Required work —
From the records below, count the lines holding the string "this". Only the number is wanted.

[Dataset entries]
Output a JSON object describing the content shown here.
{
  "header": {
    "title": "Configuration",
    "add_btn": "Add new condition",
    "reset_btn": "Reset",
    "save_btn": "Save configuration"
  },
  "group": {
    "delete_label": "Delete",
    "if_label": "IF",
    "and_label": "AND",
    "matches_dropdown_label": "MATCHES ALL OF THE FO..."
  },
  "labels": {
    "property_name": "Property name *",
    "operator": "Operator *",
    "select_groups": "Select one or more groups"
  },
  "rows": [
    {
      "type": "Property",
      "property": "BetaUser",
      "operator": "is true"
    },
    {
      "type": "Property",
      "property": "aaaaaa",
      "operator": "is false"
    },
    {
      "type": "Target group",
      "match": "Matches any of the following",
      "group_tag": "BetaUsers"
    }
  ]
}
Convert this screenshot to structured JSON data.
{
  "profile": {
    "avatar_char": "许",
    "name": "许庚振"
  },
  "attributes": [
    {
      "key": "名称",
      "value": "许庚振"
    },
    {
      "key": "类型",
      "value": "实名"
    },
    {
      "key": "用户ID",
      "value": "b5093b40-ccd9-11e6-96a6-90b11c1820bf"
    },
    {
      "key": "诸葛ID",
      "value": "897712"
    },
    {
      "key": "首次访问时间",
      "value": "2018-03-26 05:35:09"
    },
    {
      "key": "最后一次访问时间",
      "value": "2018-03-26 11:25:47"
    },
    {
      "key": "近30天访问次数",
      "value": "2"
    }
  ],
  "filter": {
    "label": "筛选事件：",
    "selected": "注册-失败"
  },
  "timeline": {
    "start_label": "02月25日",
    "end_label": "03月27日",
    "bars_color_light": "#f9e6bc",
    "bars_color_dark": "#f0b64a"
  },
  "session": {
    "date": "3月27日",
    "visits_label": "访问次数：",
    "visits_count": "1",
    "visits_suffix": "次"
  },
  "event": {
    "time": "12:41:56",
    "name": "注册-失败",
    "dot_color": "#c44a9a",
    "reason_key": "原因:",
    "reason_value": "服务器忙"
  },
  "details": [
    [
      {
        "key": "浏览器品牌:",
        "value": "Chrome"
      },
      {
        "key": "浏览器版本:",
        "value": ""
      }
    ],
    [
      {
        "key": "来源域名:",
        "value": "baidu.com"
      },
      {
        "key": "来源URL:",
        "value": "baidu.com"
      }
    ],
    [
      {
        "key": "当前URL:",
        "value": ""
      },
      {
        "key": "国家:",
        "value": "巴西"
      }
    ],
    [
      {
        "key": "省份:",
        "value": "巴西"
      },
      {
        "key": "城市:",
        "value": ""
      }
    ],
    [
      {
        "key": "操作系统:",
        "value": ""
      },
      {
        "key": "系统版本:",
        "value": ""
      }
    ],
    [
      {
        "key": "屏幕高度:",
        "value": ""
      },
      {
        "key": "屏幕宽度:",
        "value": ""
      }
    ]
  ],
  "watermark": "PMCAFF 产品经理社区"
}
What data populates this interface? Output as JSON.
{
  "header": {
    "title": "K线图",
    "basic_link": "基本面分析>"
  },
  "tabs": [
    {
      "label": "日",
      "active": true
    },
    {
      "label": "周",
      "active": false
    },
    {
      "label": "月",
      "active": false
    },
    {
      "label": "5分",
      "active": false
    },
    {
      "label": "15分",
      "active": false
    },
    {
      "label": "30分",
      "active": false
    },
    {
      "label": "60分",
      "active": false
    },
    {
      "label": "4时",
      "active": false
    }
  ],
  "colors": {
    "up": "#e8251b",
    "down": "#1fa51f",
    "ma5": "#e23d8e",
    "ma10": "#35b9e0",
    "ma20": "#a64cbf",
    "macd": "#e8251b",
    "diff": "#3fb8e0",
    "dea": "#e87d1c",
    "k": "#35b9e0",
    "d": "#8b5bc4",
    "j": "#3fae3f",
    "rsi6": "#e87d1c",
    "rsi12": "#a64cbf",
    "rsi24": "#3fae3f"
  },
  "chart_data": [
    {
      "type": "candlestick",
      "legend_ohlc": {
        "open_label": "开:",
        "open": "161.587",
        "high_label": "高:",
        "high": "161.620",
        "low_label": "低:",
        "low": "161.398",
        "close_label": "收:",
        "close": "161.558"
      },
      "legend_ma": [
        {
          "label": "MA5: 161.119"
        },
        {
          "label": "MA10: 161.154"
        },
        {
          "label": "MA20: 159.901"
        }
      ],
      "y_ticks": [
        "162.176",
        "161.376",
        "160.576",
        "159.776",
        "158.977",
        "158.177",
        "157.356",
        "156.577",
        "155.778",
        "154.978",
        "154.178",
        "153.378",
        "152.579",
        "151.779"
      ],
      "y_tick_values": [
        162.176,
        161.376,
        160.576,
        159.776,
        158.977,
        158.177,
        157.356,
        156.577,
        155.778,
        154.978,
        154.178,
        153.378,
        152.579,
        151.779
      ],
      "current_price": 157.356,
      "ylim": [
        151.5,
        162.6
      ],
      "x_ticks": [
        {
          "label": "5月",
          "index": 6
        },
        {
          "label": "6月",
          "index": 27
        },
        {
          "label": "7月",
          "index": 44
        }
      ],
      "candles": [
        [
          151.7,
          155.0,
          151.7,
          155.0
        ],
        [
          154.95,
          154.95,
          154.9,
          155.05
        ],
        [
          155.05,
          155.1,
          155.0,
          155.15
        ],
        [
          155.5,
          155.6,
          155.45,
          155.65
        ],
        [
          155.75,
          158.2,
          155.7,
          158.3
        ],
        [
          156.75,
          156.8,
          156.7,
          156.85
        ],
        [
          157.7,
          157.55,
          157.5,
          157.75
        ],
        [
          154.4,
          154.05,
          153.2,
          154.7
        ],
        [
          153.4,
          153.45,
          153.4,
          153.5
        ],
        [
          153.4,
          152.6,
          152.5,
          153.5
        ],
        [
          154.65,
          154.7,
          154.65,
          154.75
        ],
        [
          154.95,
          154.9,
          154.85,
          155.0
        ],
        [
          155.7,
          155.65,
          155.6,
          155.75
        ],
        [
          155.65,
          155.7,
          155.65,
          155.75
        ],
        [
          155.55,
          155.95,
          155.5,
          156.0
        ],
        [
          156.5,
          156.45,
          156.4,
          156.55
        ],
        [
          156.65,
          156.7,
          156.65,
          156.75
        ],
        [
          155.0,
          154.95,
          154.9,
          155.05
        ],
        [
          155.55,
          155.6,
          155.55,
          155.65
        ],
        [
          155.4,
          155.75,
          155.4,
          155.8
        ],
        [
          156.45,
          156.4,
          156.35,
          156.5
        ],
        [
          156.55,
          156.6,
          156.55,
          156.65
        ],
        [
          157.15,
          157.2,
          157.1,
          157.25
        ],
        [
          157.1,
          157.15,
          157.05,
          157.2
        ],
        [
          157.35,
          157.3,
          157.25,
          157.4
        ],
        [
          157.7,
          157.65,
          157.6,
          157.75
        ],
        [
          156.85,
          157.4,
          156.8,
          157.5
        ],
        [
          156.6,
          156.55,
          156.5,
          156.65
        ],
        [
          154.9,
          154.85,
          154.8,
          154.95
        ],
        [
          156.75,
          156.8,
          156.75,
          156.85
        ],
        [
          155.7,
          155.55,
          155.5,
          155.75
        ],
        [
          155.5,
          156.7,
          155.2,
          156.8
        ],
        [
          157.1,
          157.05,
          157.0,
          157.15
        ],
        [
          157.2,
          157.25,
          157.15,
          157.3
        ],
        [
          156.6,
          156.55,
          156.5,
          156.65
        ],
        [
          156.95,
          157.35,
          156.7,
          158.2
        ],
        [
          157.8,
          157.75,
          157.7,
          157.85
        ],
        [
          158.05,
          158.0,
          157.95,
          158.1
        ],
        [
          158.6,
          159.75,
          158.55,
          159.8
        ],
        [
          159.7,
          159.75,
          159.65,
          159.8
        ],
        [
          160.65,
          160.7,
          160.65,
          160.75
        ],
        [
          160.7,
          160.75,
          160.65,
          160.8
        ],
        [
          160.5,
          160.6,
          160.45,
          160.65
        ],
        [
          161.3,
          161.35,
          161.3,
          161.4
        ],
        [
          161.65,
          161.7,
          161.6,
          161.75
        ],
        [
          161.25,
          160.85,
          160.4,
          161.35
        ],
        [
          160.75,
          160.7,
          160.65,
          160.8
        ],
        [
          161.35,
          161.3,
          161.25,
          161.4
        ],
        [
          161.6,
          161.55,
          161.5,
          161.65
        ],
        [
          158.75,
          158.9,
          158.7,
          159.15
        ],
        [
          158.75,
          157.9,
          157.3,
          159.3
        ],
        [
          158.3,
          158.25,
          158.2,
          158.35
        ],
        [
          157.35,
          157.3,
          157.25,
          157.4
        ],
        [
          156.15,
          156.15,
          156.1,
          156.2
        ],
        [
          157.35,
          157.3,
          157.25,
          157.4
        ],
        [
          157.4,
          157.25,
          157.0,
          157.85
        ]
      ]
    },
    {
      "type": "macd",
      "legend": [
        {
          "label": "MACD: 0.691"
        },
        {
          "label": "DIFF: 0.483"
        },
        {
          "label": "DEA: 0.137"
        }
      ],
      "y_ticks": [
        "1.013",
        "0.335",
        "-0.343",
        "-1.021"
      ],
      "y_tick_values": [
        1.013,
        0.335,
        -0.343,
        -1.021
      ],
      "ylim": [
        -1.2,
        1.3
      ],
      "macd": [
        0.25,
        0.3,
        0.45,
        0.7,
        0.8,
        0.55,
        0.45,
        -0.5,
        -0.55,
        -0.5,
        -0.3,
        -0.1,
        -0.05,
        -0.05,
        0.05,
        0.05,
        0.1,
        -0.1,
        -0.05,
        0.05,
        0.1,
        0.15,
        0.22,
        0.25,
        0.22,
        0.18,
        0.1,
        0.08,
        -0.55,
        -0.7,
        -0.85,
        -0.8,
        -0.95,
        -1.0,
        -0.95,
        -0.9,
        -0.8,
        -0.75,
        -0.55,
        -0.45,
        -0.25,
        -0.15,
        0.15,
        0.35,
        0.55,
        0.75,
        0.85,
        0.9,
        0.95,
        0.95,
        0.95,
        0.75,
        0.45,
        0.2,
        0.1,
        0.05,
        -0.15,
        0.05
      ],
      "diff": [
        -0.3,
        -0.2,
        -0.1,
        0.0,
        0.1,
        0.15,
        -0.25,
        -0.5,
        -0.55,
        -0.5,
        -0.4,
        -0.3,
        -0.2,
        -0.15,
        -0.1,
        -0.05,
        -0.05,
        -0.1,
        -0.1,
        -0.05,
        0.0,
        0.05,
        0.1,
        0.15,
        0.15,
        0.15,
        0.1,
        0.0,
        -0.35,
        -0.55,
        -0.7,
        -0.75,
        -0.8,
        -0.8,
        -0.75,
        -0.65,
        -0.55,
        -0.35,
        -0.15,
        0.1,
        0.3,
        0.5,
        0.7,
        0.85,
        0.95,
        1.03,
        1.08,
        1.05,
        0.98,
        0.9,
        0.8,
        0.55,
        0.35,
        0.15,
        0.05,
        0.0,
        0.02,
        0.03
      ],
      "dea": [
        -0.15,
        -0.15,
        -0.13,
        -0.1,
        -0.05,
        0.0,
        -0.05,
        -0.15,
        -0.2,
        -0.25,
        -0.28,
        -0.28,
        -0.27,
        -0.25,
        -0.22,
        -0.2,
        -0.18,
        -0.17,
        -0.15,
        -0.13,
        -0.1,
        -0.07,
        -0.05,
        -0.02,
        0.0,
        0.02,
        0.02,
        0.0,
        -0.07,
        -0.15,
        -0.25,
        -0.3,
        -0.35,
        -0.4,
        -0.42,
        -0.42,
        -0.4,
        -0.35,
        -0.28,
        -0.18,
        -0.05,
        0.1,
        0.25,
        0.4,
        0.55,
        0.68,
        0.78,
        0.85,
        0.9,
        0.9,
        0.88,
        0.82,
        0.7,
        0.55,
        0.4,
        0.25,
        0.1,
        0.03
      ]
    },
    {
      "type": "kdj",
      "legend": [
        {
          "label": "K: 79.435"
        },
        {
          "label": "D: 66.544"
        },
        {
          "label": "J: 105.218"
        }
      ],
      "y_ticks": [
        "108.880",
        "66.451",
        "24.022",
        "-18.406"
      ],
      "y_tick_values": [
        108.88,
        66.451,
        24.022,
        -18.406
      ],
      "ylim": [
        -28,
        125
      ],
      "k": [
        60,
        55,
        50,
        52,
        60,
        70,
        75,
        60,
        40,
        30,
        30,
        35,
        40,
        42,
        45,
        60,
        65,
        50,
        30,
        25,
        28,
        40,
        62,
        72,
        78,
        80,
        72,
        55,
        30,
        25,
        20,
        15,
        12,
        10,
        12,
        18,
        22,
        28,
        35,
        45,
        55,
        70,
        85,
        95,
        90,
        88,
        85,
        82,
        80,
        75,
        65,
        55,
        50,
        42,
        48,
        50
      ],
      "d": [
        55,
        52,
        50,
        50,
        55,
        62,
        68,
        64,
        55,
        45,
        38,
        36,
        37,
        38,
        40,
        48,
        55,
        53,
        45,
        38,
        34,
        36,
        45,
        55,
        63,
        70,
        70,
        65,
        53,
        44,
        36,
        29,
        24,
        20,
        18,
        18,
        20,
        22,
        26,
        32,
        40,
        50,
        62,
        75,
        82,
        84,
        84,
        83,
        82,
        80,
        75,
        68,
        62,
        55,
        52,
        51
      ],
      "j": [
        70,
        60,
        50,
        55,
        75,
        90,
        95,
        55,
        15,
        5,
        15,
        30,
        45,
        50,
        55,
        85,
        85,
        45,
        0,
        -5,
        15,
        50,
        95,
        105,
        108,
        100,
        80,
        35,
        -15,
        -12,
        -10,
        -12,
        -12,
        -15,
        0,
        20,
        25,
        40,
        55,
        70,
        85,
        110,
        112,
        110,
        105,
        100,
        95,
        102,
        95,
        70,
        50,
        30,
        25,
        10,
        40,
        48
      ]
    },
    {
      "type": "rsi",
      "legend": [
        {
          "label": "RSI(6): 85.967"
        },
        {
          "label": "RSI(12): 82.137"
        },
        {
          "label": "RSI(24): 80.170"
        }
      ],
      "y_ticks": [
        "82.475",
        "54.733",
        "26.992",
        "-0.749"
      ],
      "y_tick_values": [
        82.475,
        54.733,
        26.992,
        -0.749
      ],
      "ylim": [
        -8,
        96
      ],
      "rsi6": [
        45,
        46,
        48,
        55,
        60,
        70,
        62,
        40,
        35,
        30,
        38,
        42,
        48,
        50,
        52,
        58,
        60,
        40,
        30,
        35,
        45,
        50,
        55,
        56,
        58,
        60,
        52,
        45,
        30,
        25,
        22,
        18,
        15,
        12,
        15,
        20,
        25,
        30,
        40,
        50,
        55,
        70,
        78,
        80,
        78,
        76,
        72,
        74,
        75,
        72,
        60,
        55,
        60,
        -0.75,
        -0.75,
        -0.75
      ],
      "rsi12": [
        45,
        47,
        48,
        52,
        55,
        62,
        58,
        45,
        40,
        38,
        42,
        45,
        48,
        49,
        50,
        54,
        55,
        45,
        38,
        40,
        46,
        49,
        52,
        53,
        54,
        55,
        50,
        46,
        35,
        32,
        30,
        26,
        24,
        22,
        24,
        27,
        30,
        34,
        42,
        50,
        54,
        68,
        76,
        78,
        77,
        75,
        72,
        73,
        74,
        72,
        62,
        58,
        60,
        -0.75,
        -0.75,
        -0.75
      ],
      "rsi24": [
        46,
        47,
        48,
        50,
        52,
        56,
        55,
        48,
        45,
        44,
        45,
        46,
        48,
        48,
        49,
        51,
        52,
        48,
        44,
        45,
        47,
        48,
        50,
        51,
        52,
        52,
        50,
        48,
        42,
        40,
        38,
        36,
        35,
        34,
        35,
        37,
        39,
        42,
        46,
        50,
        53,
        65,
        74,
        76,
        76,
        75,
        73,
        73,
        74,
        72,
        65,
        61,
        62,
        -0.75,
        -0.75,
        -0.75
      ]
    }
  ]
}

Answer box —
2